The term osteoporosis (OP) literally means “porous bone” in Latin, and it refers to a condition that causes your bones to lose its strength and density. As your bones become weak, there is an increased chance of breaks or fractures. Depending on how far an individual’s condition has progressed, this could be a result of anything as rough as a fall down the stairs or as small as a sneeze.
Either way, if you are someone with OP or are at risk of developing OP, it is important to understand what factors are within your control to live your life safely and to the fullest.
What can I control and how can I reduce the risk of a complication such as a fracture?
There is no cure for osteoporosis, but there are some lifestyle changes that you can integrate to greatly reduce your chances of a break and live life happily and actively. Our basic suggestions are to:

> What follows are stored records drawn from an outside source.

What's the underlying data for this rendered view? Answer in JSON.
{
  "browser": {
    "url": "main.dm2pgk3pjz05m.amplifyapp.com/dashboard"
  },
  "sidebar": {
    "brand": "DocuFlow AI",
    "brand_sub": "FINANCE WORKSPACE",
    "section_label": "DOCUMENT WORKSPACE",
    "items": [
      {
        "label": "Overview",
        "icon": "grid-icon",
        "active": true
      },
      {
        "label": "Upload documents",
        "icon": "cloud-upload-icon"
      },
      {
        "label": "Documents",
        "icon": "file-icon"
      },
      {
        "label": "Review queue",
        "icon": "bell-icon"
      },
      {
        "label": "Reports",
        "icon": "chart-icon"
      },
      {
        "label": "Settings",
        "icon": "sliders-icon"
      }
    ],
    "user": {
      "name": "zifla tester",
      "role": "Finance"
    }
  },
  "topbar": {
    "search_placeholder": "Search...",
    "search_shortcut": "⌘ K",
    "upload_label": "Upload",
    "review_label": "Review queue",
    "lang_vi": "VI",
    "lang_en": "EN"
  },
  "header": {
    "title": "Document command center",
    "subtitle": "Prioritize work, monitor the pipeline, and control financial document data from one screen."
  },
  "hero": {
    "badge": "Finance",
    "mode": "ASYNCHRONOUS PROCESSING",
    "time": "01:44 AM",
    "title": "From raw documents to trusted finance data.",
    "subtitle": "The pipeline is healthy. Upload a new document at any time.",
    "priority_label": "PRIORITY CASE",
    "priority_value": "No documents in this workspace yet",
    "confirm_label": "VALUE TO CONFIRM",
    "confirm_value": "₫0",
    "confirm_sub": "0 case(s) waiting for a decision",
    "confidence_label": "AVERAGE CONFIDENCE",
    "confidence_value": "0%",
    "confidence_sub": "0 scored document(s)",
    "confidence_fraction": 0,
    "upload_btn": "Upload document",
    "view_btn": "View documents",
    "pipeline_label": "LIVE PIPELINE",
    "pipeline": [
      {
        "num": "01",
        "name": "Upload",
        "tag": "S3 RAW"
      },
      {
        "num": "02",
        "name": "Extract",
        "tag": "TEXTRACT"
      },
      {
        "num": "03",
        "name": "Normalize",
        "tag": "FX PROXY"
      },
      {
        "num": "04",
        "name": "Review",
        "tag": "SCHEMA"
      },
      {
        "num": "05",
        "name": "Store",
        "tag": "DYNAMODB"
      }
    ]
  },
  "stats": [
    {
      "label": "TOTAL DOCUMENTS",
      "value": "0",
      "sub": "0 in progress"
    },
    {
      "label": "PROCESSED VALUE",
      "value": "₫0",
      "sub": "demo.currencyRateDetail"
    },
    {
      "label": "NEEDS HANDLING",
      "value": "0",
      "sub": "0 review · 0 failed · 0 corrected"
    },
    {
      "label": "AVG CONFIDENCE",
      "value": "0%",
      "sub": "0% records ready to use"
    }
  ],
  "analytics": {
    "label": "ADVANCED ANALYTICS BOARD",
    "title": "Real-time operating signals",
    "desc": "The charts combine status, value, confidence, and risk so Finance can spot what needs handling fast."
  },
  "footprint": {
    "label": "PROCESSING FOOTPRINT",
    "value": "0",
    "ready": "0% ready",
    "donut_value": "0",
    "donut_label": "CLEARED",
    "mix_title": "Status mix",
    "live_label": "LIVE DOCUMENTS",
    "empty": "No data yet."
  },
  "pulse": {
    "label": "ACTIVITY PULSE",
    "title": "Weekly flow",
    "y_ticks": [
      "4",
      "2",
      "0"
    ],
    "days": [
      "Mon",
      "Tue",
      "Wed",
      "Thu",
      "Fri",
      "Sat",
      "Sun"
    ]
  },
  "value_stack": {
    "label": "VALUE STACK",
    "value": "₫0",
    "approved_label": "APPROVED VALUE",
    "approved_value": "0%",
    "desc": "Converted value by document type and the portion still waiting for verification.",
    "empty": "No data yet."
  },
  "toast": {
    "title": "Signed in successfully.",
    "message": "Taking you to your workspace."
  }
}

- Get the recommended daily amount of Calcium and Vitamin D through a good diet
- Stop smoking
- Ask your MD about the pros and cons of hormone therapy if you are a woman
- Most importantly…EXERCISE!
Out of the four, the last is the easiest to control, but the hardest to do so sustainably.
What are the best exercises for osteoporosis?
If you are just beginning to put together an exercise plan to strengthen your bones, there are two separate categories to consider: weight-bearing exercises and balance exercises.
Weight-bearing exercises are performed when your arms or feet are fixed to another surface. They are considered the best way to promote bone growth as they cause your muscles to push and pull against your bones. This action tells your body to form new bone tissue!
Some excellent examples of weight-bearing exercises are:
- Climbing stairs
- Resistance training with resistance bands, dumbbells or machines
Balance exercises are crucial because the more control you have over your body, the less likely you are to fall and hurt yourself. A great beginner’s exercise that never seems to get easier is standing with your feet close together with your eyes closed or even standing on one foot. More advanced exercises can be learned alongside a skilled physical therapist.
How do I get started?
While osteoporosis can lead to serious side effects, the good news is that there is a lot that YOU can do to prevent those complications and help improve your bone health!
If you’re looking for where or how to get started with an exercise program that’s right for you, look no further than your local Queens Physical Therapists.
Here at ProMet PT, we can help you…
- Structure a customized exercise program that is tailored to your specific needs
- Improve your posture to protect your spine from a fracture
- Provide useful tips to ensure safety in the home or at work
- Improve your balance to reduce risk of falls
- Boost your confidence when going about your daily routine.
Come into our Glendale, Kew Gardens, or Manhasset office to learn more about how Physical Therapists can be your primary care providers for Osteoporosis!